You are fabulous! You make us better artists by your example, by your teaching, in our dialogues and by purely existing.

We are so excited about your participation in Fabulous You. The group exhibition features the work of all 10 members of TSA New York alongside a single work by a mentor, influence or admired peer.

Thank you!
TSA NEW YORK (Sun, William, Jackie, Matt, Andrew, Rachael, Vincent, Alex, Norm, Naomi)

Polly Apfelbaum - Sun You
Vince Contarino - William Crump
Angela Dufresne - Jackie Hoving
Logan Grider - Matt Phillips
Christopher Horton - Andrew Prayzner
Margo Margolis - Rachael Gorchov
Iain Muirhead - Vincent Como
Helen O’Leary - Alex Paik
Mark Shetabi - Norm Paris
Joshua Edwards + Lynn Xu/Architecture for Travelers - Naomi Reis


Saturday, August 6, 2016

Wednesday, August 3, 2016

Julie Torres: Past Present Future

Lark: Funny Man -The Remixes

Lark is an independent, London based band helmed by painter, Karl Bielik.
The new collection, Funny Man the Remixes has just been released by Standard Lamp Records on the 25th of last month . . .

From the Press Release:

Following the release of Lark’s fifth dispatch from the dark – the critically acclaimed Funny Man – Artist and Frontman Karl Bielik, was struck by a curious notion: what would happen if the album was taken apart, track by track, and then re-assembled without the use of an instruction manual? A bold move to be sure, especially in light of the amount of work, detail and control that went in to the construction of the original. And for all his curiosity, Bielik was certain of one thing: having birthed Funny Man, he was far too close to the original creation to smash the songs to bits and then attempt to stitch them back together again… He was going to need outside help. Some of the remixers involved in this new project had already played on the album and were keen to offer their own interpretation of Bielik’s vision. Others were contemporaries of his, desirous to see the results of filtering the original songs through their own prisms, sensibilities and realities. And the resulting remixes offer another side to Lark that, while not necessarily obvious at first, still retain the gritty flavour and grimy feel of the source material. And this is where Bielik’s curiosity – and, by extension, yours – is satisfied. It’s different and twisted and bent out of shape but it’s still Lark, and recognisably so. Few are those who sing the dark like this, no matter how much light is shone on it.

Some Press for Lark – Funny Man

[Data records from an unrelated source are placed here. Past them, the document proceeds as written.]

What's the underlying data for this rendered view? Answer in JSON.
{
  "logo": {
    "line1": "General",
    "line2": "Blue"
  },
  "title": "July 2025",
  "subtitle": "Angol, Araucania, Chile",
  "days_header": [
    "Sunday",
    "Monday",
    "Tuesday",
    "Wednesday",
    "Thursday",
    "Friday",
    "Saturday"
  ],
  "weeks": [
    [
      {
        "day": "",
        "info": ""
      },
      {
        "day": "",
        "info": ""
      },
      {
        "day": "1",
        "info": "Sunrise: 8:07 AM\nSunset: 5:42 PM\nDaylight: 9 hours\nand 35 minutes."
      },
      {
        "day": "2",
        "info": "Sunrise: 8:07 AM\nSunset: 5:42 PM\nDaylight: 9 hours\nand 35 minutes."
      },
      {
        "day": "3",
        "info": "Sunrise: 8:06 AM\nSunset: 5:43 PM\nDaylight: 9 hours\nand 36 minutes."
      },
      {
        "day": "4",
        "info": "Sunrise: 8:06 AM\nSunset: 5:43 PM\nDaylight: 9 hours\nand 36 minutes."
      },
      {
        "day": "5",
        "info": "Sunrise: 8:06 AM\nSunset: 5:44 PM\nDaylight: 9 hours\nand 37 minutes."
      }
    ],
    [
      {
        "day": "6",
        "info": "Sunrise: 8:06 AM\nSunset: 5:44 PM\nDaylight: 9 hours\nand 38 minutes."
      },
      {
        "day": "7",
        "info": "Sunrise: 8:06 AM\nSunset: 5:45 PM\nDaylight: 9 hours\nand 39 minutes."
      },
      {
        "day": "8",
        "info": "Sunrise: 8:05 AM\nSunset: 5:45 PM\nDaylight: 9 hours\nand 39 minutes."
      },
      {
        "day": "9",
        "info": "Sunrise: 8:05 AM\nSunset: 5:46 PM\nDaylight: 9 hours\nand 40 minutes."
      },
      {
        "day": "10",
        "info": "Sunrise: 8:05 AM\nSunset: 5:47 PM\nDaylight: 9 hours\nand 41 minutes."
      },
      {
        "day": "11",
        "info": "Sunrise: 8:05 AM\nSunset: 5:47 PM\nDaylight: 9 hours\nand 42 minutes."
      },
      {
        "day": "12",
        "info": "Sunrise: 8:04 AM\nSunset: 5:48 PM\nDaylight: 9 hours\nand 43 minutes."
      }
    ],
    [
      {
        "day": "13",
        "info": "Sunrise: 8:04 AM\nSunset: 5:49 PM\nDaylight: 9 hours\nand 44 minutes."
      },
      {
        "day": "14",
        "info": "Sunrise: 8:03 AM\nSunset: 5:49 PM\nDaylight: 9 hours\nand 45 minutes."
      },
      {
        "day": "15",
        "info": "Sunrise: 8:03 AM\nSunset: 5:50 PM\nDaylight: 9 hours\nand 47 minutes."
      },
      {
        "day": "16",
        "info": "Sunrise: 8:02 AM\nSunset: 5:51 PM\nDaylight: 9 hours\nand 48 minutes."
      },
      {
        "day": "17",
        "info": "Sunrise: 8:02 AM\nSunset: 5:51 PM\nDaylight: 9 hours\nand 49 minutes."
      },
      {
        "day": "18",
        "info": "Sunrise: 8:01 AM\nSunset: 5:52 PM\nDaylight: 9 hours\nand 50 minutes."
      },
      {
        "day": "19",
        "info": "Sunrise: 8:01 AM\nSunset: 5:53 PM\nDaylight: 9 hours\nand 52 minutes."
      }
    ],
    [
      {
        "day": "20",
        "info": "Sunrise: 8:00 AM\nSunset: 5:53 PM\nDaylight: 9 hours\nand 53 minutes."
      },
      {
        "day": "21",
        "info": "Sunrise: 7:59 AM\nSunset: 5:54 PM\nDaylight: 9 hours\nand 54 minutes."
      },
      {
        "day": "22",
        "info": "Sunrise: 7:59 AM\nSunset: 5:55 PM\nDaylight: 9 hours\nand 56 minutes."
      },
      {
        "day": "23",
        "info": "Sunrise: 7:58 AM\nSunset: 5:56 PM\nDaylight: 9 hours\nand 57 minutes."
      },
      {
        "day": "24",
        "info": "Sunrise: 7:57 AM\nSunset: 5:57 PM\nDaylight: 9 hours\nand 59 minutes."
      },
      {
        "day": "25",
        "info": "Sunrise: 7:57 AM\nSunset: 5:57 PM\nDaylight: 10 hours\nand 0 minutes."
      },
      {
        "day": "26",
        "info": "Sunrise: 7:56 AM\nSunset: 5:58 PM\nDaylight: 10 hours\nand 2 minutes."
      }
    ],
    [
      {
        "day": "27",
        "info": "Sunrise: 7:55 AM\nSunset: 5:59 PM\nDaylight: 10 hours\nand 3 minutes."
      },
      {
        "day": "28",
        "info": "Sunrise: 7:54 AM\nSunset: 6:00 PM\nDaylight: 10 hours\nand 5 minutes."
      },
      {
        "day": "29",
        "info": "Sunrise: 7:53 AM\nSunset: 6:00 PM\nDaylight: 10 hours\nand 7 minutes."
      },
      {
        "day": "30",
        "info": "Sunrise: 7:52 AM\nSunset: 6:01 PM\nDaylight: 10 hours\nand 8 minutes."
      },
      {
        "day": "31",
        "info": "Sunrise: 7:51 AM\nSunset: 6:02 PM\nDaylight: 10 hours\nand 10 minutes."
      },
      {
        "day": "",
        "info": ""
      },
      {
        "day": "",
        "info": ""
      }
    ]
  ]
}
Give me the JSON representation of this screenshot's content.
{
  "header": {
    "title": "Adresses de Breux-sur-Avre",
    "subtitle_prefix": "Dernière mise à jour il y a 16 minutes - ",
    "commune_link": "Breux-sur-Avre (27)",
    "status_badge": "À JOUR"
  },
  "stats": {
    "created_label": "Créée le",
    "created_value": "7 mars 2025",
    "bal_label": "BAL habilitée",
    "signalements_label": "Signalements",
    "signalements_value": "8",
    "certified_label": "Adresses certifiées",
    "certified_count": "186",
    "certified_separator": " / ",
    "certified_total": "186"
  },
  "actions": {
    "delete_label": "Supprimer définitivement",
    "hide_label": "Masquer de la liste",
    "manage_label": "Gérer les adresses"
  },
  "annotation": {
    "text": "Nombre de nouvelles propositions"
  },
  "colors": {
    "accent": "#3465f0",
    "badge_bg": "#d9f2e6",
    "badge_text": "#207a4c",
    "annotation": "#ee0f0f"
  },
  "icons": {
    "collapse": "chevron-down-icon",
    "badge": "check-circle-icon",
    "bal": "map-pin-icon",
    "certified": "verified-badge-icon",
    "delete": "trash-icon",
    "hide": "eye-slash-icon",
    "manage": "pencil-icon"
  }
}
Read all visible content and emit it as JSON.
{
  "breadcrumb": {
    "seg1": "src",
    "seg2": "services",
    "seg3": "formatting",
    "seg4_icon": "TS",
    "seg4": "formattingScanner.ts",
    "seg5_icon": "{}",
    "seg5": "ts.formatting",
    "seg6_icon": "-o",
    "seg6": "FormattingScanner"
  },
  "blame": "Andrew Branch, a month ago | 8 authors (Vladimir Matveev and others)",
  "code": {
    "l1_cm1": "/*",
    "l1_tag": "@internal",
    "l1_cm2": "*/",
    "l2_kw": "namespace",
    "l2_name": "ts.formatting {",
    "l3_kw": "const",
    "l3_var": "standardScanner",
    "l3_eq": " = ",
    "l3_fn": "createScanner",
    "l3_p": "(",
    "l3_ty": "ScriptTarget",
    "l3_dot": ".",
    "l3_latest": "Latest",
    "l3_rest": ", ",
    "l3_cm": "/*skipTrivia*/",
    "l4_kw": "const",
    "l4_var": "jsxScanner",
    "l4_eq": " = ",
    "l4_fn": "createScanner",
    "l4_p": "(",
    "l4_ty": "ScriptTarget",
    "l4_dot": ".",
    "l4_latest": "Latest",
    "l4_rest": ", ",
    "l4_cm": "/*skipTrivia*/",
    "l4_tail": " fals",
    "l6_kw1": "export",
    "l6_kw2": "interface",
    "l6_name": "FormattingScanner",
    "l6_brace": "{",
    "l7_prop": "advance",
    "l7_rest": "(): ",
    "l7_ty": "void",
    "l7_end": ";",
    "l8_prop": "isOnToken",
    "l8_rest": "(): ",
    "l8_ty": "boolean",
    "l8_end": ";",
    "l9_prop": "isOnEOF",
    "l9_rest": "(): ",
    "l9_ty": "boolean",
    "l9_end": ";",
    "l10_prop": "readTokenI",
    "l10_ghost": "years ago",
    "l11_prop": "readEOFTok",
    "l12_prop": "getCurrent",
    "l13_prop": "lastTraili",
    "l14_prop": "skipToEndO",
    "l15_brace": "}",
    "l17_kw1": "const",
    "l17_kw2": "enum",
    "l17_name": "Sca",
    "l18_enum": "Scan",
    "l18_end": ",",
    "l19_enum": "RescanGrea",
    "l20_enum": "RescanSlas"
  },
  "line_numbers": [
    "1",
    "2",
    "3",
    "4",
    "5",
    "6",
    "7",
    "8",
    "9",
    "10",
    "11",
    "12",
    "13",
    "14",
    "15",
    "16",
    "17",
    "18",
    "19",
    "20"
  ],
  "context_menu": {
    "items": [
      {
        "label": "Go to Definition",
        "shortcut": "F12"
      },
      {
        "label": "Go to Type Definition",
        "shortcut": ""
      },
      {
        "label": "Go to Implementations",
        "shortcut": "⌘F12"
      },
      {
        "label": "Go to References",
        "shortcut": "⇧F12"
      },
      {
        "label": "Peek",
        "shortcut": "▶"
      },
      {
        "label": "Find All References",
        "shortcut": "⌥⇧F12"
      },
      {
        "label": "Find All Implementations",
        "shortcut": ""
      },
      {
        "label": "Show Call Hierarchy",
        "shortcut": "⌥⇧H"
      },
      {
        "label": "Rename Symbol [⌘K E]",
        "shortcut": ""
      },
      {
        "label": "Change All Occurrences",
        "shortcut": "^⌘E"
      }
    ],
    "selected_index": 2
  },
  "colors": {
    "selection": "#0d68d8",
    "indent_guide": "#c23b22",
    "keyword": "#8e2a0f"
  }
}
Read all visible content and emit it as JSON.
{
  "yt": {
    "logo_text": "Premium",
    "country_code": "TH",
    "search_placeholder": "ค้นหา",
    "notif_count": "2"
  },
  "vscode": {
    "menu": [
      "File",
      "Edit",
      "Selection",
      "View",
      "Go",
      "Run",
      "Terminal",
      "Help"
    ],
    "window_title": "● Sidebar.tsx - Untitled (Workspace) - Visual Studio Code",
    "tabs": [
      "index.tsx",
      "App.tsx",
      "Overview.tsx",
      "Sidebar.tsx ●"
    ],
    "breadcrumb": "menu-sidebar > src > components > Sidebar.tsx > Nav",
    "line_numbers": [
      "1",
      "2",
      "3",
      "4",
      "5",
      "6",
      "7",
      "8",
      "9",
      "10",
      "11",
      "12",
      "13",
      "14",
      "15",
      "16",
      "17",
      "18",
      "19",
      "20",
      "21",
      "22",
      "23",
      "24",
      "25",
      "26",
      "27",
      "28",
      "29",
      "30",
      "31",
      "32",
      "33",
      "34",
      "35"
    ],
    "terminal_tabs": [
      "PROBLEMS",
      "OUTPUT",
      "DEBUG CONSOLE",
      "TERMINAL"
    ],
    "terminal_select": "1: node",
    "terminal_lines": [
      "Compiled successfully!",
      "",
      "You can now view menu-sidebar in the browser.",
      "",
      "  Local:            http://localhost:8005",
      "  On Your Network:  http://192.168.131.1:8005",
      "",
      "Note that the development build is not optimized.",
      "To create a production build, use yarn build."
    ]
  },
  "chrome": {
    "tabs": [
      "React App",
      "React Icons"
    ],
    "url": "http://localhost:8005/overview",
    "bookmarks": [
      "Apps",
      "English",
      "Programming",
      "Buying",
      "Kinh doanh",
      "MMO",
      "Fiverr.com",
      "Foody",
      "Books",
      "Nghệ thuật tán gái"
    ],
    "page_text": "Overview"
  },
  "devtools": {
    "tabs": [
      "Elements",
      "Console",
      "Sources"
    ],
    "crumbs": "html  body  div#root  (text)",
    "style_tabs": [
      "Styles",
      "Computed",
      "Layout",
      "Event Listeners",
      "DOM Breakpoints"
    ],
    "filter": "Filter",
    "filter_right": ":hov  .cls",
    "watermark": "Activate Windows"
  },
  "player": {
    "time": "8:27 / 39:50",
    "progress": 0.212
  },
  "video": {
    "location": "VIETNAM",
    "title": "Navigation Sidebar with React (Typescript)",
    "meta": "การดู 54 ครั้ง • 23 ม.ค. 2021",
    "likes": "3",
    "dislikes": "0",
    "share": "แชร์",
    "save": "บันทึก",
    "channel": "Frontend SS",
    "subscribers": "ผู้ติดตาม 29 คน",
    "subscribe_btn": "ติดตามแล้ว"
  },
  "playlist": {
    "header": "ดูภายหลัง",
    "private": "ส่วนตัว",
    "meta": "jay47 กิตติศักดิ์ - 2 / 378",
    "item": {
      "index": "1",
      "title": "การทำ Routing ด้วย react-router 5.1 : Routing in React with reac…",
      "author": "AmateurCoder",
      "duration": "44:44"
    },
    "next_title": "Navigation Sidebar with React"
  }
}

Mojo - 4/5 - 'A dark subcurrent of industrial noise runs under raspy vocals punctuated by driving basslines that fuel this idiosyncratic album' 
Louder than War - 8.75/10 - 'One of the albums of the year... one of the most exciting albums around' 
Vive le Rock - 7/10 - 'Swathe upon swathe of FX-laden sonic attack, as Bielik tears out his tortured soul' 
Metro - 4/5 - 'The menace lurking just beneath the surface is as contemporary as it is compellingly groovy.' 
Norman Records - 7/10 - 'Industrial electronic pop with grinding beats and lashings of guitar scree' 
Gigslutz - 'An ode to the dysfunctional; brimming with guilty, gritty, passive aggressive tracks.' 
Penny Black Music - 'Bielik's songs are gorgeous... funny? No. Worth the agony, most certainly, yes.
' Whisperin' & Hollerin' - 'For those with an appetite for the bleak and bizarre, indulge yourselves to your hearts’ discontent.'